As first reported by the TNT’s Joe Turner, Sen. Jeanne Kohl-Welles (D-36) introduced legislation today that would levy a one-percent tax on household incomes over $1 million, and individual incomes over $500,000. All revenue generated from this tax would apparently be dedicated toward an “education enrichment account.”
Expenditures from the account may be used for the support of the common schools and for the support of the state’s institutions of higher education. Revenues provided under this section shall not be used to supplant levels of funding existing on the effective date of this act.
All in all I’d say this is an interesting and encouraging proposal, especially considering that Sen. Kohl-Welles has managed to secure the support of five additional co-sponsers, Senators Regala, McDermott, Murray, Kline, and Fraser. That makes seven state senators, including the Majority Leader, who are at least willing to touch the reputed third rail of WA politics by publicly discussing an income tax.
As for the proposal itself, it’s a good start, though hardly a panacea even for those in the education community. Extrapolating from an April 2008 report from the Economic Opportunity Institute, such a one-percent “millionaires tax” would only generate about $260 million per biennium. And while supplementing education spending, it would do absolutely nothing to soften the blow in other desperately underfunded areas of the state budget.

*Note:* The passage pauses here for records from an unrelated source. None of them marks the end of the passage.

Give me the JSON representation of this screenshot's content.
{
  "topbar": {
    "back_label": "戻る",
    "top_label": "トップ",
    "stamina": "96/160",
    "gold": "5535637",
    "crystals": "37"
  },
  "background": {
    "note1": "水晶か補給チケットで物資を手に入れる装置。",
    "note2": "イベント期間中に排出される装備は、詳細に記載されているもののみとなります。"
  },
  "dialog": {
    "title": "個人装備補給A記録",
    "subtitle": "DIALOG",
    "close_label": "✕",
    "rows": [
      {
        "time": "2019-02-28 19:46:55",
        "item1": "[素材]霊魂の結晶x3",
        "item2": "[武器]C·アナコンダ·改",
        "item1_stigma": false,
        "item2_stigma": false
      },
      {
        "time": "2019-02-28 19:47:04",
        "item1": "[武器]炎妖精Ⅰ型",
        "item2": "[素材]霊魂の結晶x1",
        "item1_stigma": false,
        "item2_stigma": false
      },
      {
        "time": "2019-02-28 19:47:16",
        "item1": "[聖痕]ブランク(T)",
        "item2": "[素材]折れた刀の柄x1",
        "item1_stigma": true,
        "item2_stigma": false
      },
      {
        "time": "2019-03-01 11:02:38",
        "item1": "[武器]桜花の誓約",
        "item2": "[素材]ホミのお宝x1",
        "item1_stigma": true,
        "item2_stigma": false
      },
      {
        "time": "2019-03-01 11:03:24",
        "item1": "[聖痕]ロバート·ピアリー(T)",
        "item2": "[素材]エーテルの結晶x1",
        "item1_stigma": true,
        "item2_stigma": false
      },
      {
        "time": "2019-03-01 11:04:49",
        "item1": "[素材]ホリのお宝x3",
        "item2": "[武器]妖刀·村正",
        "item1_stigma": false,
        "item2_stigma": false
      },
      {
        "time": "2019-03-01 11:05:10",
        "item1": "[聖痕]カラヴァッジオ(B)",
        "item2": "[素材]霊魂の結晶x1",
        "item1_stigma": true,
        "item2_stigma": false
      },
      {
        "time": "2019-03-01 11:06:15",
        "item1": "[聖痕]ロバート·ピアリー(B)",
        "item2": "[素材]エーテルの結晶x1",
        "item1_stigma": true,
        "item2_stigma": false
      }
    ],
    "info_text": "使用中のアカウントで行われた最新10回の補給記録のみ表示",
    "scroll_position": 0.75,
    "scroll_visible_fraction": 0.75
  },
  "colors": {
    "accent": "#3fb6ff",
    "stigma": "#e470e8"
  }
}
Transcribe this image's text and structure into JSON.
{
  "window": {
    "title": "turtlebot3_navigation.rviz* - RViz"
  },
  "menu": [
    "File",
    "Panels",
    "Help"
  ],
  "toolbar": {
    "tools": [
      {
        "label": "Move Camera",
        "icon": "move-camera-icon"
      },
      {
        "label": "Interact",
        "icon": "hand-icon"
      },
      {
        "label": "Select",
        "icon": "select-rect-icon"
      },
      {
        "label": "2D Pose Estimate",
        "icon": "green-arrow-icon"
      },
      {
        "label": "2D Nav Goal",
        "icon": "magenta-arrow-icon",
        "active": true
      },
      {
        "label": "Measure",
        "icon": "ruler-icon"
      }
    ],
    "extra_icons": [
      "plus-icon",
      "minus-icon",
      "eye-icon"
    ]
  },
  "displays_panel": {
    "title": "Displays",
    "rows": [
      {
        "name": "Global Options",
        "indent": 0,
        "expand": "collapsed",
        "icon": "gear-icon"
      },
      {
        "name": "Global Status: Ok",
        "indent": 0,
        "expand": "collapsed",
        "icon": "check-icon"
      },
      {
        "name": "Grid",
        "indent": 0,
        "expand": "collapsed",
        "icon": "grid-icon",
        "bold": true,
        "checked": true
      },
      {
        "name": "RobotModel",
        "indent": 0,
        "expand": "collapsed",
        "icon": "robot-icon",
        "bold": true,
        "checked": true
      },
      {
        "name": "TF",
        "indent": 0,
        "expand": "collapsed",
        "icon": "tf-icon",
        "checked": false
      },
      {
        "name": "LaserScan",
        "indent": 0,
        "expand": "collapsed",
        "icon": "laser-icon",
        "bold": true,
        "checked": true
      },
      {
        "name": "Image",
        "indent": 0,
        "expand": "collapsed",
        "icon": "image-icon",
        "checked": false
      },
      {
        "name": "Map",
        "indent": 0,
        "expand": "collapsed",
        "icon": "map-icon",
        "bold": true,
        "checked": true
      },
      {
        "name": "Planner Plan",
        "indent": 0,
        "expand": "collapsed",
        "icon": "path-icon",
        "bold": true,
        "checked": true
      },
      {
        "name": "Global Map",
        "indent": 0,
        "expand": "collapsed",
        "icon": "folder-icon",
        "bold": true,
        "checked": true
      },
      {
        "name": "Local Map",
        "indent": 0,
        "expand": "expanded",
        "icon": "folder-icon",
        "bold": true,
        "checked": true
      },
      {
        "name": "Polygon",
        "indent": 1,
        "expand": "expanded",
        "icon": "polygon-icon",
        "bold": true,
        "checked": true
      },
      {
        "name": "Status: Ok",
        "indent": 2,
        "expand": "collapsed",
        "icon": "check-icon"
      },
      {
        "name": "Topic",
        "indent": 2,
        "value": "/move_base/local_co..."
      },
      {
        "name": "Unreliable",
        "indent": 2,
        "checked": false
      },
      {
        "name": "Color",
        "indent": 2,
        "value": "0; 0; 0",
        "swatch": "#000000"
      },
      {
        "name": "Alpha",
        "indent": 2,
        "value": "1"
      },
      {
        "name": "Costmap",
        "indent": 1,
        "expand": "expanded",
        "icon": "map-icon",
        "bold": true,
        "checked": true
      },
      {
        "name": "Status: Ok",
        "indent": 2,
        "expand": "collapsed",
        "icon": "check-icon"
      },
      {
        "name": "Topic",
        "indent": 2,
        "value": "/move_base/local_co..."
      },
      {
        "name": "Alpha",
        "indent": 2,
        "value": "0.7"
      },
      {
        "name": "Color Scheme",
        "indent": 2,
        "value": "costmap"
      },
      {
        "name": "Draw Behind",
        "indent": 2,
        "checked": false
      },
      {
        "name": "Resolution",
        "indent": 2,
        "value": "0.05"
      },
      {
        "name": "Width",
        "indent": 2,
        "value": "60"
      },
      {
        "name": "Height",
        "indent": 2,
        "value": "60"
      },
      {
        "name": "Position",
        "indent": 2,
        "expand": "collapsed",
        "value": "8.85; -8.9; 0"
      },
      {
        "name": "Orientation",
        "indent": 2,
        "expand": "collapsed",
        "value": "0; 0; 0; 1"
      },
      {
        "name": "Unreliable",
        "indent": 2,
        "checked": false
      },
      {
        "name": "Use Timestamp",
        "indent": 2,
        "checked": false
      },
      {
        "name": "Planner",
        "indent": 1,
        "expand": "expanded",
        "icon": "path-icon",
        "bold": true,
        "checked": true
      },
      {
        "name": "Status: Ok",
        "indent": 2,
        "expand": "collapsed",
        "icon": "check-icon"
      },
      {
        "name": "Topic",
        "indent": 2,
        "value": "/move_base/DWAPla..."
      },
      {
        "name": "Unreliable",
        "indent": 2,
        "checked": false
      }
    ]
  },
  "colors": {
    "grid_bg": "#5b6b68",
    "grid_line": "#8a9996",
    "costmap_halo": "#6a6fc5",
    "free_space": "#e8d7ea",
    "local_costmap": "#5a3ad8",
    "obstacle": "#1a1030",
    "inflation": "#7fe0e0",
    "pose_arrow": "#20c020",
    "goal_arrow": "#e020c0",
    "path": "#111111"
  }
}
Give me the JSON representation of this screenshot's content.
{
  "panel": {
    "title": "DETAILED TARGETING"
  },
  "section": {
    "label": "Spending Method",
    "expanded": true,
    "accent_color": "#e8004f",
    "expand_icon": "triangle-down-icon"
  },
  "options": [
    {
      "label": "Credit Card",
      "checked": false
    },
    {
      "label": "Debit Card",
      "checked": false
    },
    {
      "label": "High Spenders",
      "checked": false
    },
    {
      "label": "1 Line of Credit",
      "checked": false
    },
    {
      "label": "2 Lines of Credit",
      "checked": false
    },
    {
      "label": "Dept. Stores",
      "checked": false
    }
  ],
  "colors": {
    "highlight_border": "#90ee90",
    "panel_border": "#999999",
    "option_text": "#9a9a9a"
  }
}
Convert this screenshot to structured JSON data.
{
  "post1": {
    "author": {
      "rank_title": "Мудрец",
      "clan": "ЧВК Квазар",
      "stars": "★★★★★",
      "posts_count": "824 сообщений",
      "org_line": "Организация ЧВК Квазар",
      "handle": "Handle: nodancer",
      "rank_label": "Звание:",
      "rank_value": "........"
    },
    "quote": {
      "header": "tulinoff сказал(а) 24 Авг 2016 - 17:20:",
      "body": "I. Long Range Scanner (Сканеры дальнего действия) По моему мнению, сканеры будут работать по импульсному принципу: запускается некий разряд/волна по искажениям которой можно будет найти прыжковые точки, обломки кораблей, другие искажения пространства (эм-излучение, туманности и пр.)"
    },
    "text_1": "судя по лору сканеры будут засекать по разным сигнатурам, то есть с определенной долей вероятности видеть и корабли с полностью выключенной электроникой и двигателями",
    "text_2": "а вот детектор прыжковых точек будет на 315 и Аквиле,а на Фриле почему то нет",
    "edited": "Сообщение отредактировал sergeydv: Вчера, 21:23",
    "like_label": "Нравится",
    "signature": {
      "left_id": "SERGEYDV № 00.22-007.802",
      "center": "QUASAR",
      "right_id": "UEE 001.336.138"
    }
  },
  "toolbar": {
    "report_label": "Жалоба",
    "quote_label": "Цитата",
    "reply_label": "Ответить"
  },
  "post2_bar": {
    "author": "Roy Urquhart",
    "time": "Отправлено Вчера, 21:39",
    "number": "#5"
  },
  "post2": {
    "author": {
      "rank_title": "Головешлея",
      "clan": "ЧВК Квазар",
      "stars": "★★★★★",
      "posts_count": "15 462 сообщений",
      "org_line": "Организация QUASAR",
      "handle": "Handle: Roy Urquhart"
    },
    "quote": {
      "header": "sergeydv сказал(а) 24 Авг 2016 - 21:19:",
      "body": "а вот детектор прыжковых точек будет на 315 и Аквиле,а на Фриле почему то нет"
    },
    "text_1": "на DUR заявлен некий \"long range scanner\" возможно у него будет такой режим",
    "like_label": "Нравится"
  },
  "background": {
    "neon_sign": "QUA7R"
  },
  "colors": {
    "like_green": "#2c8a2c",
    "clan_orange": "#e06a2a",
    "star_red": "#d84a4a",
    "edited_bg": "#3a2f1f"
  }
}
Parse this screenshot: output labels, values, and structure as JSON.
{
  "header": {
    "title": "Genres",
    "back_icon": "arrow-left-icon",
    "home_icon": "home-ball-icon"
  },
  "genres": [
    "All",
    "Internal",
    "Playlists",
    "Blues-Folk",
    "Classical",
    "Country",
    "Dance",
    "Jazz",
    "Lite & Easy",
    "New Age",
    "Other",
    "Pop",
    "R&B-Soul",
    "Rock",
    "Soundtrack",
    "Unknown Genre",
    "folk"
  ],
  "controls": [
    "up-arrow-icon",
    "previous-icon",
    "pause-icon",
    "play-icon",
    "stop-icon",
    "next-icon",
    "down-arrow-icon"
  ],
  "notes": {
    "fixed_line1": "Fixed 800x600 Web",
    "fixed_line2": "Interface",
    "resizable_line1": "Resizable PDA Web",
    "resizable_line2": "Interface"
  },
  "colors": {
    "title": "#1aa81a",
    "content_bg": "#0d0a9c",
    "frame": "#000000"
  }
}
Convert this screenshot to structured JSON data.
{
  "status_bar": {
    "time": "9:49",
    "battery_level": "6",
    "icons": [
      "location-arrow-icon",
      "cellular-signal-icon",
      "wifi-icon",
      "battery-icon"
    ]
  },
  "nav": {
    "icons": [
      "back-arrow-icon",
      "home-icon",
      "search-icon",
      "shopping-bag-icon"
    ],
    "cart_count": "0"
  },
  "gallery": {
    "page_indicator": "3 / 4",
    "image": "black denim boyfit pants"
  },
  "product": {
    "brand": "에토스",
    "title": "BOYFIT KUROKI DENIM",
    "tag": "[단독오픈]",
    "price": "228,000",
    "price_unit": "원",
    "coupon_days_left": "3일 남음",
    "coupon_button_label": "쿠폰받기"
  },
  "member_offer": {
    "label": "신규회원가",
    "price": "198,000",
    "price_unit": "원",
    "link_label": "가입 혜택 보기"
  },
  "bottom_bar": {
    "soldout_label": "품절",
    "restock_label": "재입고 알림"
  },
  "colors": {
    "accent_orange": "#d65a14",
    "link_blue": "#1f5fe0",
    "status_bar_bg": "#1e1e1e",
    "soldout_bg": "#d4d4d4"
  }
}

The Seattle Times’ Andrew Garber describes the bill as constitutional amendment, but it is clearly not written as such. Having not had a chance to talk with the sponsors, I’m guessing the one-percent rate is intended fit within the confines of Article VII, Section 2 of the state constitution, which limits the aggregate tax levy on real and personal property to not more than one-percent per year, yet oddly enough, by implementing a standard deduction of between $500,000 and $1 million, the bill appears to run afoul of Article VII, Section 1, which limits the personal property exemption to not more than $15,000 per head of household.
Don’t get me wrong, I’m all for running afoul of the constitution, as I’m confident that the 1933 decision classifying income as property would likely be overturned upon challenge, but the Kohl-Welles bill runs afoul of the wrong provision. Instead, I would much prefer a more substantial 5% rate that would raise as much as $1.3 billion per biennium, yet only be levied on the top 0.1 percent of Washington households… the same households who have seen their incomes increase tenfold in recent years, while real incomes for most Washingtonians of declined or remained flat.
And while dedicating the tax to education is likely smart politics if your goal is building public support, a broader, more substantial, less dedicated tax on the top four percent of incomes could provide substantially more budget relief even while leaving room for a half-cent reduction in the state sales tax.
Still, I don’t want to quibble about details when the real news is that senate Democrats are willing to discuss an income tax at all, and that they’re apparently willing to consider putting it on the ballot without resorting to the nearly impossible (and most likely unnecessary) task of running a constitutional amendment.
All I’ve ever been asking for is an honest debate and vote of the people. Isn’t that the way democracy is supposed to work?